    • ok folks, Meatballs are fried in olive oil and anything else is not authentic period. They sould have a crisp exterior to hold up to the sauce, otherwise they become soggy, mushy and/or rubbery. That’s a plain and simple truth. Also, putting RAW meat into sauce is just a scandalous or worse. I don’t even want to go there ,,, bacteria, mush, just yukky. If you’re baking them for healthy reasons, then please explain why doctors recommend we all get on a Mediteranian Diet. And real sauce is as easy and simple.

      - kj on September 8, 2012 Reply
  • Hi, I just started getting your e-mails and I wanted to say how great your recipes look, with the wonderful pictures for every step…your website really makes me want to cook!

    - Jen from Chicago on February 27, 2010 Reply
    • Basically I make my meatballs the same way, with one exception.
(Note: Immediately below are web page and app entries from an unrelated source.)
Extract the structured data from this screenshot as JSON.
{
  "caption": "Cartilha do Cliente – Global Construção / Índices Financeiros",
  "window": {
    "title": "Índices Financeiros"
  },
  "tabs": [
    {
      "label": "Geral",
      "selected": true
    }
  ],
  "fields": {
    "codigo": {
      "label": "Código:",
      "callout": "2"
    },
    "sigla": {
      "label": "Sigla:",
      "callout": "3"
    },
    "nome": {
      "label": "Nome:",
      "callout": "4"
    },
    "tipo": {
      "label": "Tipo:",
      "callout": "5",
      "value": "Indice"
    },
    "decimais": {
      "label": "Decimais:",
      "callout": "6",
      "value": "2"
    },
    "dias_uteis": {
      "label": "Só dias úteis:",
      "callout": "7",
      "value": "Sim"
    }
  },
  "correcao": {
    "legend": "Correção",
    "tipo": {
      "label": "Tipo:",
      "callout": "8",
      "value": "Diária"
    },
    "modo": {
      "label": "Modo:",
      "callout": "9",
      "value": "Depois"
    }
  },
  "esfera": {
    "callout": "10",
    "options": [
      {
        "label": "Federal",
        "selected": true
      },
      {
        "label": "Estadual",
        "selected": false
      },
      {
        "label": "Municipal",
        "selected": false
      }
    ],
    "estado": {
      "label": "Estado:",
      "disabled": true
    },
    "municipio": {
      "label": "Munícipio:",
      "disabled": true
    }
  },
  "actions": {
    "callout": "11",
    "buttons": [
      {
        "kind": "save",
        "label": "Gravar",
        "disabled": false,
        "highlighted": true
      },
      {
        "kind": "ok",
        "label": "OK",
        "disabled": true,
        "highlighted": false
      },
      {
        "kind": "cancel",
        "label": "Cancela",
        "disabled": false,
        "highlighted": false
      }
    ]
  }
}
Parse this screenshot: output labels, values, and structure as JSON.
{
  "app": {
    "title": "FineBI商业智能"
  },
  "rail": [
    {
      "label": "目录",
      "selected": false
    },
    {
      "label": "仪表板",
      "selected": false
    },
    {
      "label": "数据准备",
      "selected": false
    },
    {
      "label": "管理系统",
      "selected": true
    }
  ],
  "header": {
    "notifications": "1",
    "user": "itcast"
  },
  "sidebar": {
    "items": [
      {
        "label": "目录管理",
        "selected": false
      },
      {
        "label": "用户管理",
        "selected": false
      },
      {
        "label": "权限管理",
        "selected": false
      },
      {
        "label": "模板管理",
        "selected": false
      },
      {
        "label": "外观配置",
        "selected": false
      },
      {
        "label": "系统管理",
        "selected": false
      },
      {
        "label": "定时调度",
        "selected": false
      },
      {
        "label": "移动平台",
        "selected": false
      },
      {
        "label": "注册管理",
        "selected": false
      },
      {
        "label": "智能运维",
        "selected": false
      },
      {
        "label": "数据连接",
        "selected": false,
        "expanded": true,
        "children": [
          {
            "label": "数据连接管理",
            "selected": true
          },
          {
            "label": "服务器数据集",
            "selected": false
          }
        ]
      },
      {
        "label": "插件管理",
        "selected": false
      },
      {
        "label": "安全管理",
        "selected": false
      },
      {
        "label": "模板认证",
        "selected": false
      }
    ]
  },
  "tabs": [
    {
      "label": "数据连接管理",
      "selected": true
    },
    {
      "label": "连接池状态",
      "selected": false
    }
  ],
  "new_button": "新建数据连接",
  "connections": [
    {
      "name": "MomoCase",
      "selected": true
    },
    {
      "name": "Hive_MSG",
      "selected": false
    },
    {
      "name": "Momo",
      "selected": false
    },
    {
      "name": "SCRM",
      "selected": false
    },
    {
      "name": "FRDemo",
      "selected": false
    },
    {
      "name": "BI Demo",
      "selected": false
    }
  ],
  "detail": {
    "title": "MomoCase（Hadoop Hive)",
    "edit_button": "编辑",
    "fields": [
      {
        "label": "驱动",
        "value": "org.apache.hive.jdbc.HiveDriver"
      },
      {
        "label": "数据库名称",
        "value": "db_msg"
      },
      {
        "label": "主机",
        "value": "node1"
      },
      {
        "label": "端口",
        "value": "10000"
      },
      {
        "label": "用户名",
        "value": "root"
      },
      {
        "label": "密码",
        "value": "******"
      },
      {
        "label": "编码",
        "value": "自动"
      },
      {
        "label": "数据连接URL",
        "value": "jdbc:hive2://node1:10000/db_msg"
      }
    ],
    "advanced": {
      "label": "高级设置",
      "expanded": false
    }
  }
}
I make my own sauce and, as my mother did, I drop the raw meatballs and sausage right into the sauce for cooking. My sauce cooks for about four hours. the meats add wonderful flavor to the sauce.

      Dennis

      - Dennis O'Heron on September 8, 2012 Reply
      • Absolutely the best cooking method- if you have a few pork chops or a few chunks of stew beef or both; by all means toss them in first for an hour and follow with the meatballs.

        - george t sedares on September 8, 2012 Reply
      • I agree with you Dennis. I use my dad’s recipe (he is 83 years old). He made his own sauce and meatballs and cooked the meatballs right in the sauce so the juices flow into the home-made sauce. EVERYONE loved it! My aunt (his sister) was married to a full-blooded Italian down in Louisiana, so she KNEW how to cook authentic Italian dishes. ;)

        - Terri on September 8, 2012 Reply

Add a Review or Question

Hungry for More?

Subscribe to my free weekly newsletter — where I share new recipes and seasonal menus for every occasion.

Your email address will never be used for any other purpose.
Curious? See a sample newsletter.